2. Cons are Crazy
Part of the reason I was so spent when I got home, and why a red-eye flight was a bad idea is because I was busy all weekend. It was a great busy, and a super fun busy, but that entire weekend, this was me:
Since I had a press pass, I wanted to attend as much of the convention as I could. Minus a migraine that came on in the afternoon on Saturday, I spent all day either at the convention center or asleep. I felt like everything was a bit chaotic while I was there because though I had a rough idea of what panels I wanted to attend, my schedule was pretty murky. Which leads me to point number three…
As far as I know, every single convention releases their schedule early. GeekGirlCon not only had a schedule up online, but it also had the schedule up on GuideBook. Instead of thinking about my schedule ahead of time, I kind of noted all the panels that sounded cool to me (which, of course, all overlapped). Once I got to the convention center, instead of taking a second to plan out my day, I continued flying by the seat of my pants (ex: like I said in my previous GGC ’14 post, I was pleasantly caught off guard by Anita Sarkeesian’s presence at the con, as well as Marissa Meyer’s). Con planning is a consistent problem with me. If you remember my Denver Comic Con ’14 post, I mention how I had plans to meet up with friends–a thought that never came to fruition because nothing was actually planned. So press or not, I need to get better at making a game plan for cons.
4. Packing Well
Part of the pre-con pre-gaming is planning out the packing situation a bit better. I attempted to pack light, but things just got a bit out of control.

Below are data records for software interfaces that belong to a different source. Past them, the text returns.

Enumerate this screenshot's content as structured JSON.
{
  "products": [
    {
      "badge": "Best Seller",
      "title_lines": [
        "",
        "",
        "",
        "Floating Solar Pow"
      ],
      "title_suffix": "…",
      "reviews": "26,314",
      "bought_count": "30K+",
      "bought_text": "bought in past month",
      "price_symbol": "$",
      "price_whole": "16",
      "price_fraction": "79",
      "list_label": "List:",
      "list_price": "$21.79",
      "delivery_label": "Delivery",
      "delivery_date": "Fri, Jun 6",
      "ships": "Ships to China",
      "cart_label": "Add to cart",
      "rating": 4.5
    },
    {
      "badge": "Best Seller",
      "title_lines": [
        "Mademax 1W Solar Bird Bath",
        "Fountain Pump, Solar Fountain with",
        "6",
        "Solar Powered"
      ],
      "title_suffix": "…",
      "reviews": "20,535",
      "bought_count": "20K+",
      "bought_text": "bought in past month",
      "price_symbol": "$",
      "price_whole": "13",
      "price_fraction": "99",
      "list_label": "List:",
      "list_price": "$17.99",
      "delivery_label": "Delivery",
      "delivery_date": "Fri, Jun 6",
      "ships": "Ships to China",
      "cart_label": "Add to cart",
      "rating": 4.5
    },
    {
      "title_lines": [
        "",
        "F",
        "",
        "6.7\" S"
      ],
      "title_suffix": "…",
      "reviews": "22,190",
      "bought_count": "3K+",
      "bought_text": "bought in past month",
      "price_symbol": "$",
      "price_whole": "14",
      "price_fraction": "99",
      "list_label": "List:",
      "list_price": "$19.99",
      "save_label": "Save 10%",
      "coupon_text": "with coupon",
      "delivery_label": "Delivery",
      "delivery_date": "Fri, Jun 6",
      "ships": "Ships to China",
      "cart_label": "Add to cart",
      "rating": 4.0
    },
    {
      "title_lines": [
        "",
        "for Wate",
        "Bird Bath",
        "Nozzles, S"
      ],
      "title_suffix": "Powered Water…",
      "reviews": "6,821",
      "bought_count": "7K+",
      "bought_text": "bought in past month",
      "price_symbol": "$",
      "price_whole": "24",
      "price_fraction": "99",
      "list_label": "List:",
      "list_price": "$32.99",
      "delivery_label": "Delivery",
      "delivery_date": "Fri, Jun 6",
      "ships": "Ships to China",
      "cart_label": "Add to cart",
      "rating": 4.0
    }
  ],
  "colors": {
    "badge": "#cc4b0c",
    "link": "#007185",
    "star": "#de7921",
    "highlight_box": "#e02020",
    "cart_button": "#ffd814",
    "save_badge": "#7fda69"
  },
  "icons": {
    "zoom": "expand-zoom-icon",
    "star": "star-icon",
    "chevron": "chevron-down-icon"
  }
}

I’d love to say that in the future I’ll pack on the essentials and I’ll have a highly organized packing system in my luggage, but I know that will never happen.
However, once I arrive at my hotel, setting my stuff in a more orderly fashion will help me find things quickly, especially when I have to pop back in the room for something between panels. The other thing that would have been helpful was having a better organization system for all my stuff while I was actually at the con. I only had my giant purse, and that got cumbersome and annoying after a while. I scoffed at the Nerdist/Her Universe con hoodie when it first came out, but now it kinda makes a lot of sense.
5. Connecting with Others
I’m an introvert, and I can be shy, especially in situations where I don’t know anyone. So attending a convention alone in a brand new city was a bit…intimidating. I can get really quiet and awkward when I’m uncomfortable, which is not a great way to make connections with others.
The great thing about GGC was that everyone was incredibly friendly and super welcoming. For instance, when I attended the press and panel mixer at the Raygun Lounge, I ordered a drink, and immediately had one of the other bloggers there tell me to pull a chair up to her table. So while I should definitely work on being more outgoing at future cons, GeekGirlCon is awesome in that it makes even the most awkward and shy among us feel welcome.
GeekGirlCon ’14 was a truly amazing con, and attending was so fun experience and a great learning experience. If you’re interested in learning more about GeekGirlCon, head to their website. Everyone who works for the con is a volunteer, and they rely largely on donations. If you’re interested in donating to the con (they even have prizes if you donate certain amounts), you can do that here.